◆ Instructions for the task
Go through the records below and write each one out again unchanged.
[The input Boundary: Start]
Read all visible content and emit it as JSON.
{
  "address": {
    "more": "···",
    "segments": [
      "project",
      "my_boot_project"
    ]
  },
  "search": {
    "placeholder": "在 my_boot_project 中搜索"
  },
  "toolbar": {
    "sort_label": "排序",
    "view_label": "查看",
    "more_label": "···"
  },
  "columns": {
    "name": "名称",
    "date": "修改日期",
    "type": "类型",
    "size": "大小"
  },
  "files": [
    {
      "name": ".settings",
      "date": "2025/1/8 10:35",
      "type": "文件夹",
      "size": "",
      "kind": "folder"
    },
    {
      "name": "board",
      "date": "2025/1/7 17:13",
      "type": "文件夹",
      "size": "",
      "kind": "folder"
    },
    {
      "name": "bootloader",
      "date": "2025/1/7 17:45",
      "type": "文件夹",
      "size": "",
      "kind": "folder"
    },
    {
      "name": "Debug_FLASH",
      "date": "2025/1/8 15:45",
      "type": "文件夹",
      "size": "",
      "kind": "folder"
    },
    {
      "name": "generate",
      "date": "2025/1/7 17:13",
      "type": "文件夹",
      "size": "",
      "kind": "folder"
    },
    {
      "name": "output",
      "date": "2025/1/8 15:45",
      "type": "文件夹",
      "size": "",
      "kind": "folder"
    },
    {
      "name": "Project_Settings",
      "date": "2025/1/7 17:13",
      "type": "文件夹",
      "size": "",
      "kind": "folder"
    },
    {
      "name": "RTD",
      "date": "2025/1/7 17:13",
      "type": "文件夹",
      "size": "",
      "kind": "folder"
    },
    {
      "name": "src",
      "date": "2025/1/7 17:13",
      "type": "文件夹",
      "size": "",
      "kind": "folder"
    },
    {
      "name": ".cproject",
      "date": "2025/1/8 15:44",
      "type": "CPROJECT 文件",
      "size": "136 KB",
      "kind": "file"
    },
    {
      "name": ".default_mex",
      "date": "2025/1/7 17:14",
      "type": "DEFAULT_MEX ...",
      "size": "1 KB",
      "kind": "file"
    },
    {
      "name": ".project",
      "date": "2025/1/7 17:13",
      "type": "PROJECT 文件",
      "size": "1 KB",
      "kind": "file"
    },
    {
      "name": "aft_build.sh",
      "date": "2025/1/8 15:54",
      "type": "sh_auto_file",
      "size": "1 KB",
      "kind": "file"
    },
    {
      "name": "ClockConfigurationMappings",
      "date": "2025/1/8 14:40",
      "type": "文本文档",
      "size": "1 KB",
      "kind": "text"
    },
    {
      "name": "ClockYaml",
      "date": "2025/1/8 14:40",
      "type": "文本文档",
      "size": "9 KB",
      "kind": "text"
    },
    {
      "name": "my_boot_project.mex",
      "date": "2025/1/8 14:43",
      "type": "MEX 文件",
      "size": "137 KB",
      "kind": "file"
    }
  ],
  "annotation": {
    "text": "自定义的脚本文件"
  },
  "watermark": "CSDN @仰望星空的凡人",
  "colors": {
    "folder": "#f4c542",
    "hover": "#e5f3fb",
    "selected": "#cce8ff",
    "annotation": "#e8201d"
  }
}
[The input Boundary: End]
◆ Answer below
Read all visible content and emit it as JSON.
{
  "address": {
    "more": "···",
    "segments": [
      "project",
      "my_boot_project"
    ]
  },
  "search": {
    "placeholder": "在 my_boot_project 中搜索"
  },
  "toolbar": {
    "sort_label": "排序",
    "view_label": "查看",
    "more_label": "···"
  },
  "columns": {
    "name": "名称",
    "date": "修改日期",
    "type": "类型",
    "size": "大小"
  },
  "files": [
    {
      "name": ".settings",
      "date": "2025/1/8 10:35",
      "type": "文件夹",
      "size": "",
      "kind": "folder"
    },
    {
      "name": "board",
      "date": "2025/1/7 17:13",
      "type": "文件夹",
      "size": "",
      "kind": "folder"
    },
    {
      "name": "bootloader",
      "date": "2025/1/7 17:45",
      "type": "文件夹",
      "size": "",
      "kind": "folder"
    },
    {
      "name": "Debug_FLASH",
      "date": "2025/1/8 15:45",
      "type": "文件夹",
      "size": "",
      "kind": "folder"
    },
    {
      "name": "generate",
      "date": "2025/1/7 17:13",
      "type": "文件夹",
      "size": "",
      "kind": "folder"
    },
    {
      "name": "output",
      "date": "2025/1/8 15:45",
      "type": "文件夹",
      "size": "",
      "kind": "folder"
    },
    {
      "name": "Project_Settings",
      "date": "2025/1/7 17:13",
      "type": "文件夹",
      "size": "",
      "kind": "folder"
    },
    {
      "name": "RTD",
      "date": "2025/1/7 17:13",
      "type": "文件夹",
      "size": "",
      "kind": "folder"
    },
    {
      "name": "src",
      "date": "2025/1/7 17:13",
      "type": "文件夹",
      "size": "",
      "kind": "folder"
    },
    {
      "name": ".cproject",
      "date": "2025/1/8 15:44",
      "type": "CPROJECT 文件",
      "size": "136 KB",
      "kind": "file"
    },
    {
      "name": ".default_mex",
      "date": "2025/1/7 17:14",
      "type": "DEFAULT_MEX ...",
      "size": "1 KB",
      "kind": "file"
    },
    {
      "name": ".project",
      "date": "2025/1/7 17:13",
      "type": "PROJECT 文件",
      "size": "1 KB",
      "kind": "file"
    },
    {
      "name": "aft_build.sh",
      "date": "2025/1/8 15:54",
      "type": "sh_auto_file",
      "size": "1 KB",
      "kind": "file"
    },
    {
      "name": "ClockConfigurationMappings",
      "date": "2025/1/8 14:40",
      "type": "文本文档",
      "size": "1 KB",
      "kind": "text"
    },
    {
      "name": "ClockYaml",
      "date": "2025/1/8 14:40",
      "type": "文本文档",
      "size": "9 KB",
      "kind": "text"
    },
    {
      "name": "my_boot_project.mex",
      "date": "2025/1/8 14:43",
      "type": "MEX 文件",
      "size": "137 KB",
      "kind": "file"
    }
  ],
  "annotation": {
    "text": "自定义的脚本文件"
  },
  "watermark": "CSDN @仰望星空的凡人",
  "colors": {
    "folder": "#f4c542",
    "hover": "#e5f3fb",
    "selected": "#cce8ff",
    "annotation": "#e8201d"
  }
}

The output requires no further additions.